Items from an interface collection:
··········
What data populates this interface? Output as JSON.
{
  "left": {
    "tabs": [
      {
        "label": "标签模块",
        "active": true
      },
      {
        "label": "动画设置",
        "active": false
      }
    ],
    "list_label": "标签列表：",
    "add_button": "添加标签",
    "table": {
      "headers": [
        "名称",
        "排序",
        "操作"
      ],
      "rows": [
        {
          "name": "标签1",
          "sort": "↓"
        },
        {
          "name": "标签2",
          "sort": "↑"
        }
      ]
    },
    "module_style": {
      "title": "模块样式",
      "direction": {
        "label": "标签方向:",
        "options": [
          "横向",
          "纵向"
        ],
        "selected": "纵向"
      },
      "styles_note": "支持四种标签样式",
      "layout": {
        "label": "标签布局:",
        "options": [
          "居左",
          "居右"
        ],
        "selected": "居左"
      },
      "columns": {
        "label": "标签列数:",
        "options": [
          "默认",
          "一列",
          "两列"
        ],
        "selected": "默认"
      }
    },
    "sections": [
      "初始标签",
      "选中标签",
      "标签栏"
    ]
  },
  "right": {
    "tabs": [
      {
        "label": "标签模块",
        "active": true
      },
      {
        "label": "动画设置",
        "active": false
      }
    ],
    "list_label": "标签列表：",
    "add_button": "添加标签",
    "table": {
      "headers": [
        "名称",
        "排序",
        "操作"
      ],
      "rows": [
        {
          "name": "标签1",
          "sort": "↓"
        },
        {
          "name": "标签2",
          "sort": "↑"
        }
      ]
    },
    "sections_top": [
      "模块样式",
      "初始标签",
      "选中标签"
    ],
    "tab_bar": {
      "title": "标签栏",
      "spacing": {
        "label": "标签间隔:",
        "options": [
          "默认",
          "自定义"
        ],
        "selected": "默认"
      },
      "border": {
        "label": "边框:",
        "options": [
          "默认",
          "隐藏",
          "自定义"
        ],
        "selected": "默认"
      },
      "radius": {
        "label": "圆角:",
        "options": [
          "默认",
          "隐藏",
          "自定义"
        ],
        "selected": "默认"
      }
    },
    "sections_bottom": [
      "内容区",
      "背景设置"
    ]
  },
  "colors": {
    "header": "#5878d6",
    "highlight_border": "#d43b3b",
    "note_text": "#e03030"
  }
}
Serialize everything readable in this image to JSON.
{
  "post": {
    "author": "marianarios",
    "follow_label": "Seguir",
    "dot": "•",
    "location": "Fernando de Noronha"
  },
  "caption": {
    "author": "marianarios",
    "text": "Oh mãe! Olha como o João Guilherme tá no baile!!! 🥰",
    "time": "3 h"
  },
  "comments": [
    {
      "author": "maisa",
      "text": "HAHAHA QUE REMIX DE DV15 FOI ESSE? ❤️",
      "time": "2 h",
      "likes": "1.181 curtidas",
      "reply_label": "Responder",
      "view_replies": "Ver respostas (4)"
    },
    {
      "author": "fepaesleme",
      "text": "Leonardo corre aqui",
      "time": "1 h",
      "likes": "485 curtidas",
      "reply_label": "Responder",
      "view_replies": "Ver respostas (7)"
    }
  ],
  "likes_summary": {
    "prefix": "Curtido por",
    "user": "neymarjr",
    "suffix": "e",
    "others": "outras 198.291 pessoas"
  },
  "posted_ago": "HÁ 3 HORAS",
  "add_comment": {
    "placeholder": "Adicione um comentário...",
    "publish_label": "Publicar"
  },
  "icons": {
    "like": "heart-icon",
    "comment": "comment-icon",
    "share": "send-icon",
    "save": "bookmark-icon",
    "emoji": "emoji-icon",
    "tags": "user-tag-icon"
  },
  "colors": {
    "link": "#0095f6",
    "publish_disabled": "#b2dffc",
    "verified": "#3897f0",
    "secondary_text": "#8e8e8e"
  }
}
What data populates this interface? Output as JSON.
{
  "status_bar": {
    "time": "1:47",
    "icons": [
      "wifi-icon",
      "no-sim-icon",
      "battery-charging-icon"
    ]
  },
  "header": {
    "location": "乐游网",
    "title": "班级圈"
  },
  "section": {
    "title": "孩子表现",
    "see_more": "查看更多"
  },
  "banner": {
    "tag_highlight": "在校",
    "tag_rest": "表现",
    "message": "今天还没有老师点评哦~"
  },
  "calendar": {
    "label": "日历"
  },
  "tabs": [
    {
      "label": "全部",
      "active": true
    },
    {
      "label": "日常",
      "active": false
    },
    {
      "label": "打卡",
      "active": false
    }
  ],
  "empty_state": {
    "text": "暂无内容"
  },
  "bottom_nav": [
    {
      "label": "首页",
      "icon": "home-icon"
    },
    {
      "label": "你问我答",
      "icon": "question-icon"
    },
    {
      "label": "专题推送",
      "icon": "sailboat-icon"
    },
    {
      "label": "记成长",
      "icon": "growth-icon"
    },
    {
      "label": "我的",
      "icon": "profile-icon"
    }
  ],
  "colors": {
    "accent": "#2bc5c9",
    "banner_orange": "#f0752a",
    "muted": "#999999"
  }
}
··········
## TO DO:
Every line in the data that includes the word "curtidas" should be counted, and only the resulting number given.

## SOLUTION FOR THIS EXERCISE:
2